We interrupt this somewhat leisurely paced End-Of-Summer Storython to tell you that I love Kanye West. I un-i-fucking-ronically adore the man like no other living recording artist. His new album is chilling on my hard drive and I haven't listened to it yet.
His albums always seem to come along at fortiutious times in my life. I first heard "College Dropout" when it was loaned to me by a girl down the hall my Freshman year. It had just come out and I was putting on my shoes on my way to the first Hammerkatz show at UCB. I had been in New York six months and I was already performing at UCB: I was pretty fuckin' psyched. I had just enough time to listen to "We Don't Care" before I headed out the door.
Sometimes you get tinglies when you listen to the right song at the right time: like up and down your spine. I got 'em that night. I think Mr. West is responsible for more of those sensations than pretty much anybody in music. For me, anyway.
"Late Registration" came out around the time Donald, Dom and I sold our pilot to Comedy Central. Like, I had just experienced one of the biggest triumphs of my life and Kanye had just come out with an album full of triumph songs. I could put on "Touch The Sky" at any time, walk around New York, and feel fucking invincible.
His lyrics are full of insane ambition and self-reflection and self-critique, but he made the thing those lyrics are sitting on and ten times out of ten that thing is fucking beautiful. Massive drums that don't sound like anybody else's and expertly flipped samples that prove that the man is above all other things a great listener. He is not the greatest lyricist of all time, but I love how evidently proud he is of the occasional clever couplet (like he won't stop pushing this "what would y'all do for a Klondike" thing on us). He's goddamn catchy and his lyrics are goddamn catchy and he knows it and he knows where they fit in his genius productions.
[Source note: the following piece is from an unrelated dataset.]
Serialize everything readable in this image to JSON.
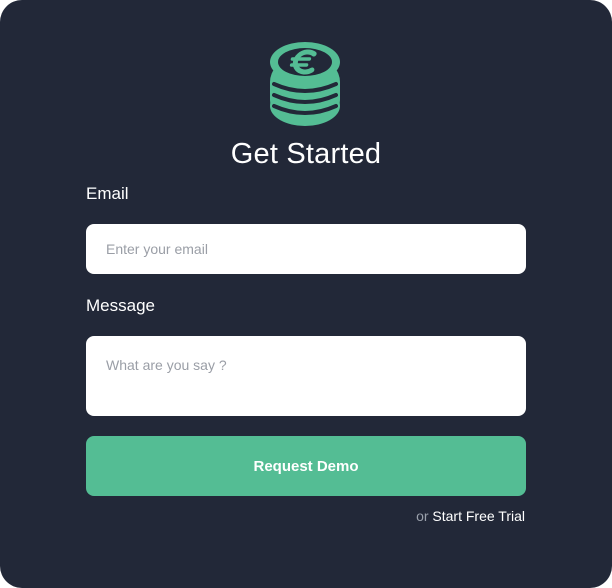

He captures what it is to feel underappreciated and hungry and boastful and self-loathing and preoccupied with music. He wants to go to heaven but he also wants to shine. He exists primarily to prove you wrong. No one rides the line between hip hop's better and shittier angels better, no one is more full of shit and no one is more honest.
I think Kanye West is pretty hot but no one thinks Kanye is hotter than Kanye does, and you know what? He's right. Chicago's Kanye West is the goddamn ridiculous man.
Now dude has come out with an album called "Graduation" shortly after my, uhm, graduation. It is a time when I am feeling the least sure of anything I have in a while, but rich with the possibility of incredible shit happening at any moment. I guess it's my "if I could just get one beat on HOVA/we could get up off this cheap-ass sofa" period. I have heard four songs off the album: "Can't Tell Me Nothin'" (it's got some of my favorite Kanye themes but he came a little wack lyrically) "Flashing Lights" (the synths on this album are R-TARDED) "Champion" (Sampling Steely Dan? It's like he's trying to curry favor with me when I'm firmly in his camp) and of course "Stronger," which is simply. Fucking. Perfect. The rest is gonna be uneven: it's Kanye. The rest is gonna be eclectic and catchy and game-changing: it's Kanye. The rest is gonna have weak-sister skits no one will ever even rip from the CD: it's Kanye, and that's why they invented iPods.
A friend who is as excited or more excited than me sent me the album. I'll probably still buy it. Dude deserves a couple bucks for all the tingly life-is-amazing feelings he's given me, I would be happy to finance one square inch of the BAPE shit on his back.
Now: it is Labor Day, it is sunny, I have a few hours 'till I have to be at work. I am going to go walk around with the new record by Kanye West. New York, what's goin' on?